Dixon residents need to learn everything possible from the sad, difficult, and expensive lesson that is the Rita Crundwell scandal. Mayor Jim Burke’s decision to cease answering questions about Crundwell does not serve the public interest.
We sympathize with the difficult situation that Dixon Mayor Jim Burke has endured for more than 18 months since the arrest of then-Comptroller Rita Crundwell for a massive theft – more than $53 million – from city accounts.
The pressure on Burke goes back even further. After the mayor was alerted to the existence of Crundwell’s secret bank account in the fall of 2011, he informed the FBI and then had to keep it to himself, month after month, until FBI agents arrested Crundwell at city hall on April 17, 2012.
Since then, it’s our impression that the mayor has been open, generally, to discussing the case – as open as he could be, given the criminal investigation and the city’s ongoing lawsuit against its auditors and a bank that held the secret Crundwell account.
This year has seen two significant developments.
Crundwell was sentenced in February to nearly 20 years in prison after pleading guilty.
The city’s lawsuit was settled this fall to the tune of nearly $40 million to be paid by the defendants to the city.
Before the city convened a public meeting to take comments about what to do with the money, Burke’s initial inclination seemed to be to take questions about other aspects of the Crundwell case. He announced publicly that he would do so.
But then, for reasons that remain unknown to us, Burke changed his mind.
Furthermore, the mayor announced Monday that he did not want to answer any more questions about Crundwell and the scandal that has rocked Dixon and blackened its reputation at home and around the world.
We are puzzled by the mayor’s decision.
Yes, Burke must be exceedingly tired of the whole mess. From the start, the mayor found himself taking heat for the failings of a department – Accounts and Finances – for which, in the city’s commission form of government, he was not directly responsible.
Burke soldiered on through the hiring of a new finance director and a separate scandal earlier this year regarding the use of a city credit card for personal expenses by then-City Engineer Shawn Ortgiesen.
With the recovery of millions of dollars, Burke apparently wants to finally put this scandal in his rearview mirror.
We urge Burke to rethink his decision.
We believe far too many questions remain unanswered for the mayor to quit talking now.
For one thing, with Crundwell’s negotiated guilty plea, the public was denied a federal trial during which many more facts about the theft, uncovered by the FBI during its 2011-12 investigation, would have surfaced.
Who were all the players in the incestuous financial dealings and cozy relationships that filled the city hall culture created by Crundwell?
How many people were obligated to Crundwell because they sought and accepted loans from her, or worked for her business, or socialized with her?
How on earth did she keep her thefts a secret for so long?
Burke’s decision doesn’t instill public confidence, as a strong streak of skepticism still exists among the people.
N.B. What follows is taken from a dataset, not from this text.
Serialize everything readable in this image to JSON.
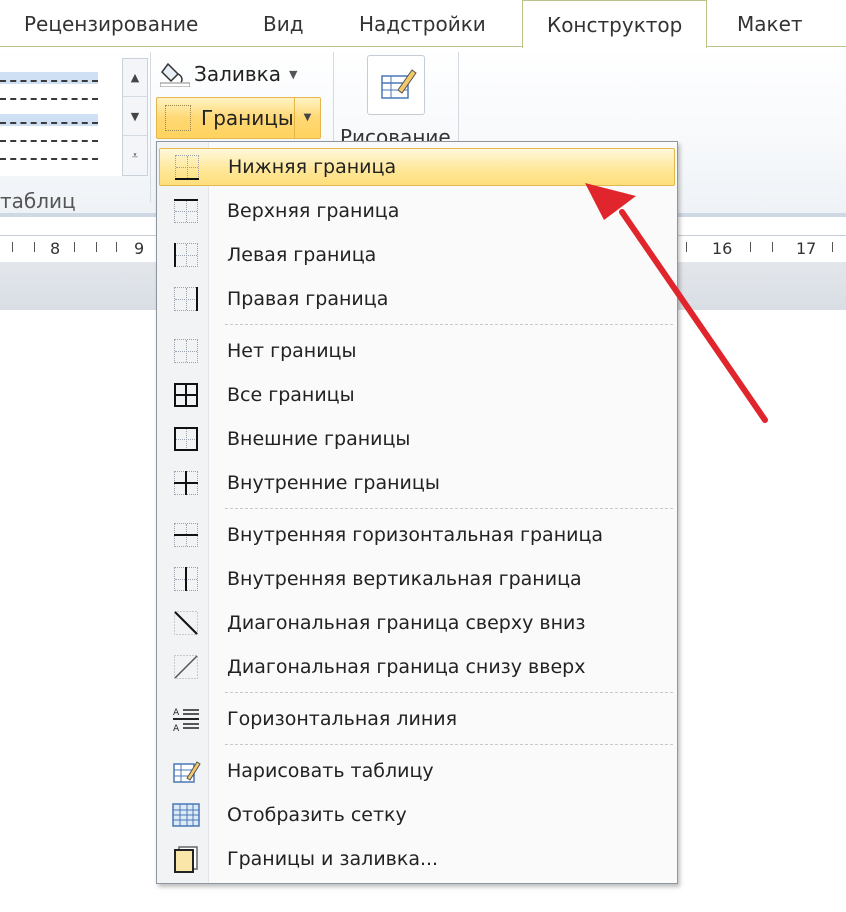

If the mayor is trying to spare others from embarrassment, he is making a mistake.
It’s safe to say that no other people will be charged in the case, or the FBI would have done so by now. By ending his comments on Crundwell, Burke leaves himself subject to speculation, rumor and conjecture that probably is worse than the truth.
We remind the mayor that transparency leads to trust. Crundwell’s conviction can’t buy that trust. Neither can $40 million.
But continued openness can.
Dixon residents need to learn everything they can from this sad, difficult, and expensive lesson, so they can be on guard in the future.
That is the purpose served by continued public questions and mayoral answers.